kettlepotJames Sharp operates a produce store known as Deans Farm, for retail sale of fruits and vegetables that he and neighboring farms produce. To help eliminate waste from over production and offer his customers more out-of-season options, he plans to build a certified kitchen in their farm store. They will purchase equipment to flash freeze and vacuum pack crops they grow, as well as the crops they purchase from other farms.

Forsyth County (Agent Mary Jac Brennan)

Sheep and Wool Equipment Expansion Project

Rams near a fenceLaura Frazier of Kernersville has built a cottage industry around discarded fleece. In addition to her own sheep, she collects the waste wool from two commercial sheep operations and re-purposes the wool into art supplies for artists and for clothing. She markets the wool at local markets and over the internet. Frazier plans to buy wool processing equipment and Electronet fencing to facilitate a more efficient system for rotational sheep grazing. See Laura’s blog page: FarmGirl Arts

Stokes County (County Extension Director Debbie Cox and Agent Randy Fulk)

Plum Granny’s Farm Community Kitchen

Community Kitchen space pre-remodelThe Ferguson’s of King will develop a certified kitchen that can be used for the production and development of value-added products from their farm. The Ferguson’s will rent the kitchen to other local farmers and small food-based businesses in the area.

Surry County, Agent Joanna Radford

Bullington Agripack

Chad Bullington of Pinnacle, farms the same land his parents, and grandparents farmed, but he believes that change is a necessary part of farming. With the grant funds he will purchase equipment to establish a bagging operation to sell small bags of corn and poultry litter, to a niche market of buyers who do not need bulk orders from the mill.

Yadkin County, County Director Colleen Church

Farm to Kitchen Dried and Frozen Prepared Foods from Sanders Ridge Farm

Cindy ShoreCindy Shore is using the grant funds to purchase a commercial Dehydrator and Vacuum-Sealer to produce a value-added product line of both dried and frozen packaged ready to prepare soup mixes, vegetable side dishes, vegetable chips, teas, smoothie mixes, and herb/spice seasonings from the vegetables and herbs produced on their established organic farm.

The 25-acre farm has been in her husband’s family since the early 1900’s. His Great Aunt and Uncle grew tobacco and operated a diary. For the past nine years they have produced a wide variety of organically grown vegetables, herbs and flowers. They received the USDA Organic Certification for the entire farm in 2007.

Forsyth County, Agent Mary Jac Brennan

Initiating a New Market Plan by Creating a Value-Added Product

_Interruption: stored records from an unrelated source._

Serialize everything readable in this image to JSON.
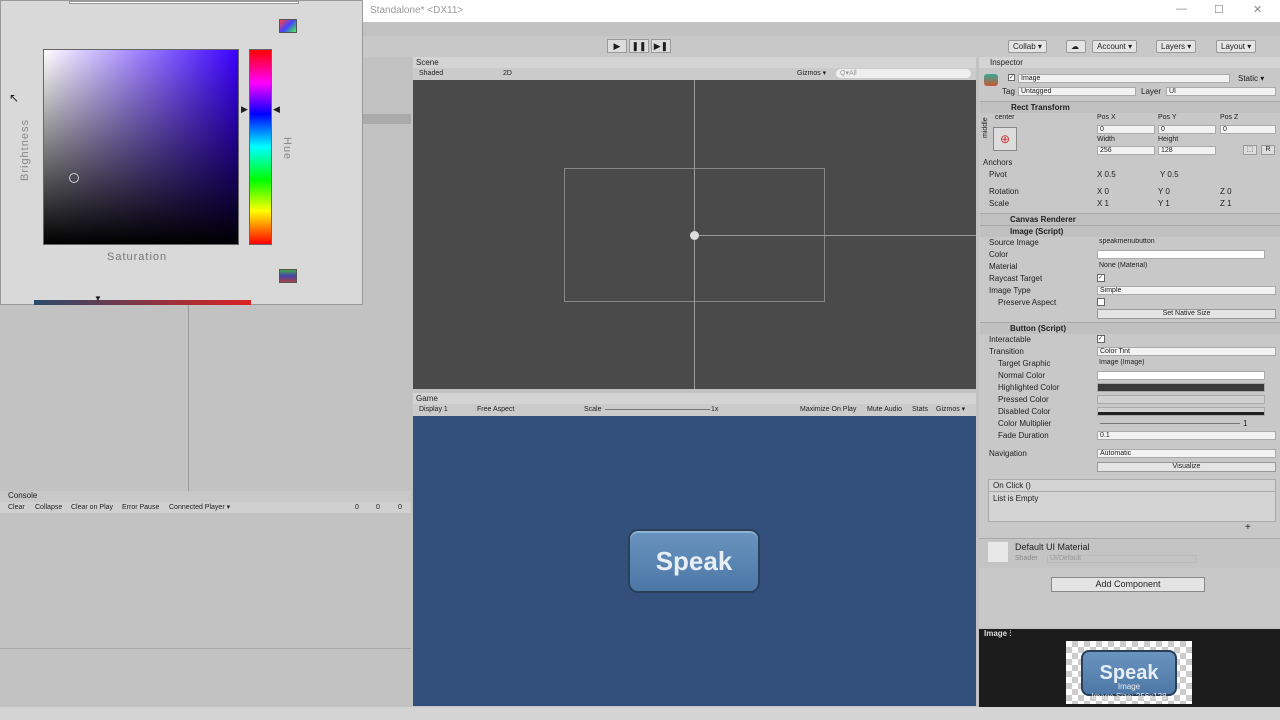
{
  "window": {
    "title": "Standalone* <DX11>"
  },
  "toolbar": {
    "play": "▶",
    "pause": "❚❚",
    "step": "▶❚",
    "collab": "Collab ▾",
    "account": "Account ▾",
    "layers": "Layers ▾",
    "layout": "Layout ▾"
  },
  "color_picker": {
    "brightness_label": "Brightness",
    "hue_label": "Hue",
    "saturation_label": "Saturation"
  },
  "scene": {
    "tab": "Scene",
    "shading": "Shaded",
    "mode_2d": "2D",
    "gizmos": "Gizmos ▾",
    "search": "Q▾All"
  },
  "game": {
    "tab": "Game",
    "display": "Display 1",
    "aspect": "Free Aspect",
    "scale_label": "Scale",
    "scale_value": "1x",
    "maximize": "Maximize On Play",
    "mute": "Mute Audio",
    "stats": "Stats",
    "gizmos": "Gizmos ▾",
    "button_text": "Speak"
  },
  "console": {
    "tab": "Console",
    "buttons": [
      "Clear",
      "Collapse",
      "Clear on Play",
      "Error Pause",
      "Connected Player ▾"
    ],
    "counts": [
      "0",
      "0",
      "0"
    ]
  },
  "inspector": {
    "tab": "Inspector",
    "object_name": "Image",
    "static": "Static ▾",
    "tag_label": "Tag",
    "tag_value": "Untagged",
    "layer_label": "Layer",
    "layer_value": "UI",
    "rect_transform": "Rect Transform",
    "anchor_h": "center",
    "anchor_v": "middle",
    "pos_x_label": "Pos X",
    "pos_y_label": "Pos Y",
    "pos_z_label": "Pos Z",
    "pos_x": "0",
    "pos_y": "0",
    "pos_z": "0",
    "width_label": "Width",
    "height_label": "Height",
    "width": "256",
    "height": "128",
    "anchors": "Anchors",
    "pivot_label": "Pivot",
    "pivot_x": "X 0.5",
    "pivot_y": "Y 0.5",
    "rotation_label": "Rotation",
    "rot_x": "X 0",
    "rot_y": "Y 0",
    "rot_z": "Z 0",
    "scale_label": "Scale",
    "scale_x": "X 1",
    "scale_y": "Y 1",
    "scale_z": "Z 1",
    "canvas_renderer": "Canvas Renderer",
    "image_script": "Image (Script)",
    "source_image_label": "Source Image",
    "source_image": "speakmenubutton",
    "color_label": "Color",
    "material_label": "Material",
    "material": "None (Material)",
    "raycast_label": "Raycast Target",
    "image_type_label": "Image Type",
    "image_type": "Simple",
    "preserve_label": "Preserve Aspect",
    "native_size": "Set Native Size",
    "button_script": "Button (Script)",
    "interactable_label": "Interactable",
    "transition_label": "Transition",
    "transition": "Color Tint",
    "target_graphic_label": "Target Graphic",
    "target_graphic": "Image (Image)",
    "normal_label": "Normal Color",
    "highlighted_label": "Highlighted Color",
    "pressed_label": "Pressed Color",
    "disabled_label": "Disabled Color",
    "multiplier_label": "Color Multiplier",
    "multiplier": "1",
    "fade_label": "Fade Duration",
    "fade": "0.1",
    "navigation_label": "Navigation",
    "navigation": "Automatic",
    "visualize": "Visualize",
    "onclick": "On Click ()",
    "list_empty": "List is Empty",
    "material_name": "Default UI Material",
    "shader_label": "Shader",
    "shader": "UI/Default",
    "add_component": "Add Component",
    "preview_tab": "Image ⫶",
    "preview_button": "Speak",
    "preview_caption1": "Image",
    "preview_caption2": "Image Size: 256x128"
  }
}
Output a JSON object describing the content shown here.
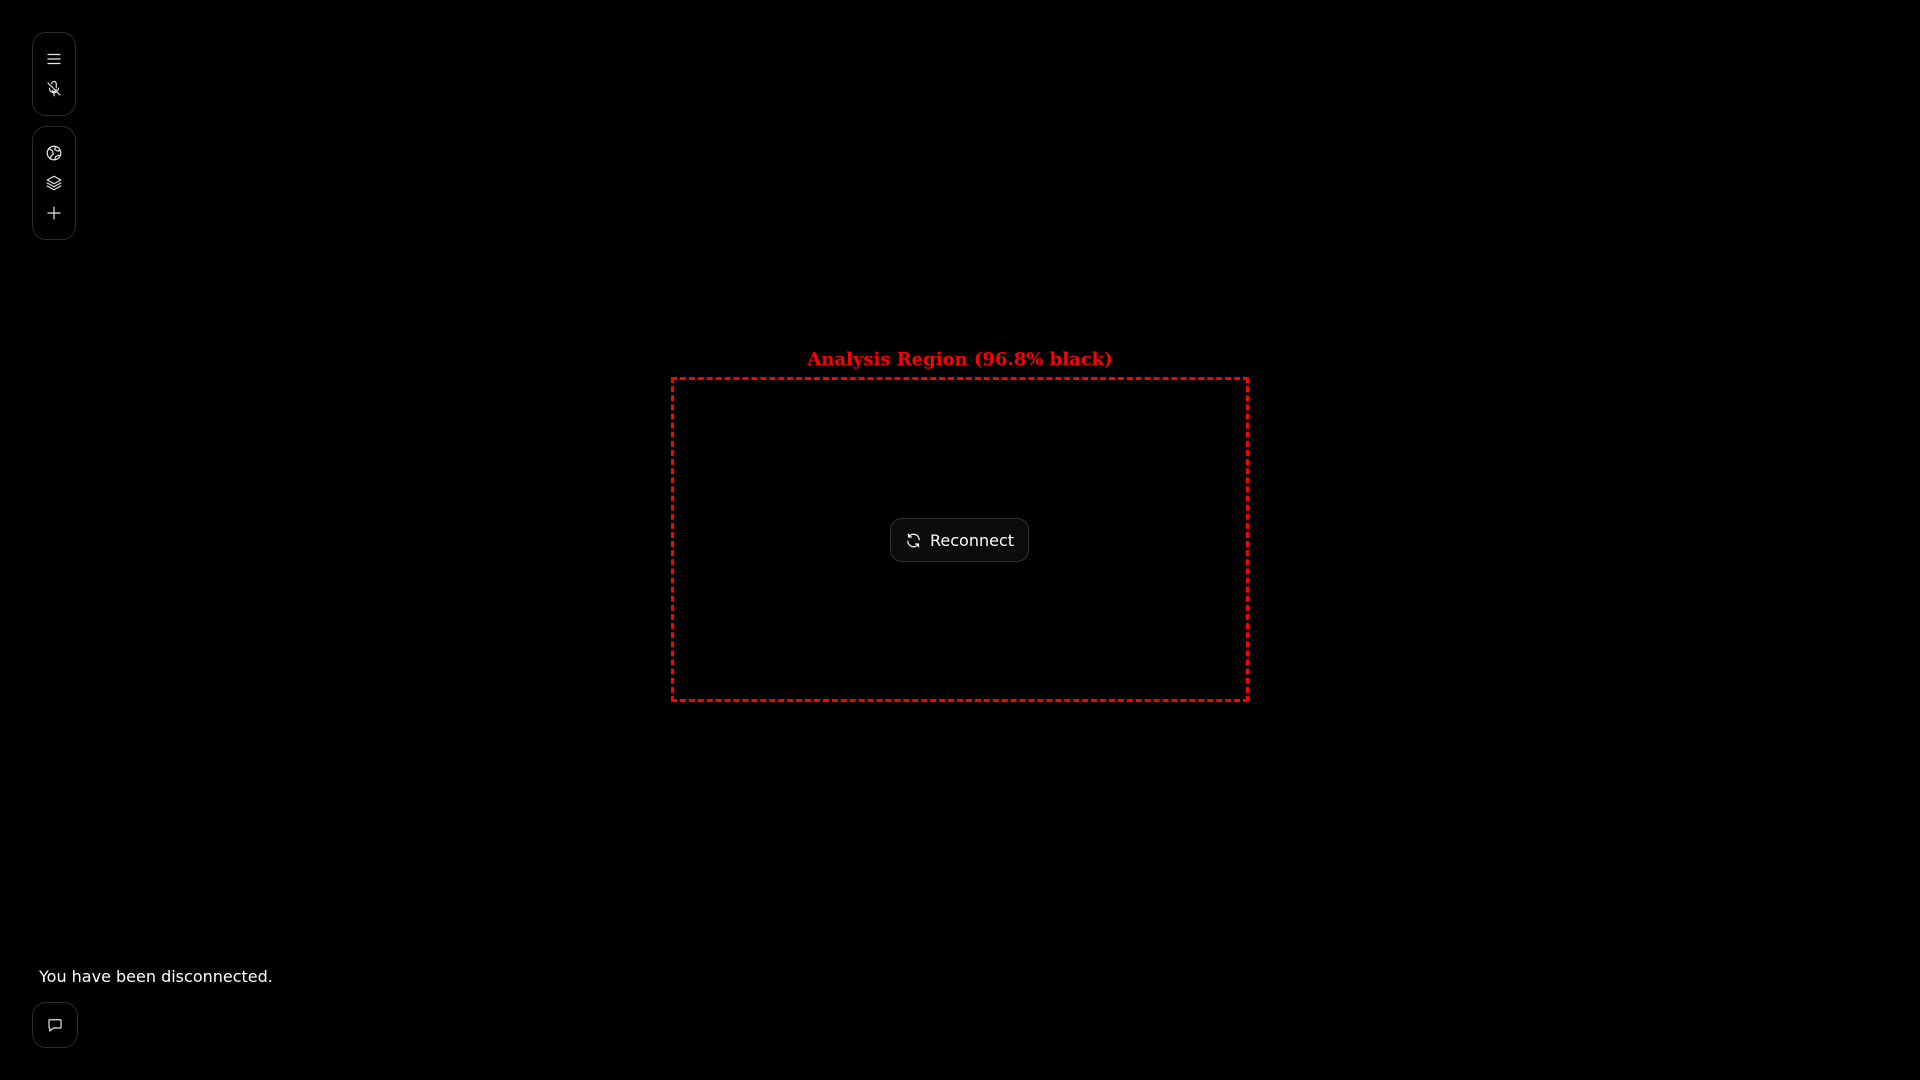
{
  "toolbar": {
    "top_group": [
      {
        "icon": "menu-icon"
      },
      {
        "icon": "mic-off-icon"
      }
    ],
    "middle_group": [
      {
        "icon": "globe-icon"
      },
      {
        "icon": "layers-icon"
      },
      {
        "icon": "plus-icon"
      }
    ]
  },
  "overlay": {
    "label": "Analysis Region (96.8% black)",
    "color": "#ff0000"
  },
  "main": {
    "reconnect_label": "Reconnect",
    "reconnect_icon": "refresh-icon"
  },
  "status": {
    "message": "You have been disconnected.",
    "chat_icon": "chat-icon"
  },
  "colors": {
    "background": "#000000",
    "foreground": "#ffffff",
    "border": "#2a2a2a"
  }
}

tillingLivingstone Flowmeh-Mawutor has been growing Moringa, an herb supplement, on a small patch of land on a family farm in Forsyth County. Moringa is an important food source in some parts of the world because it can be grown cheaply and easily and the leaves retain many vitamins and minerals. After three years of testing, Livingstone is preparing to expand production of dried Moringa leaf capsules. He will use funding to purchase processing equipment and supplies.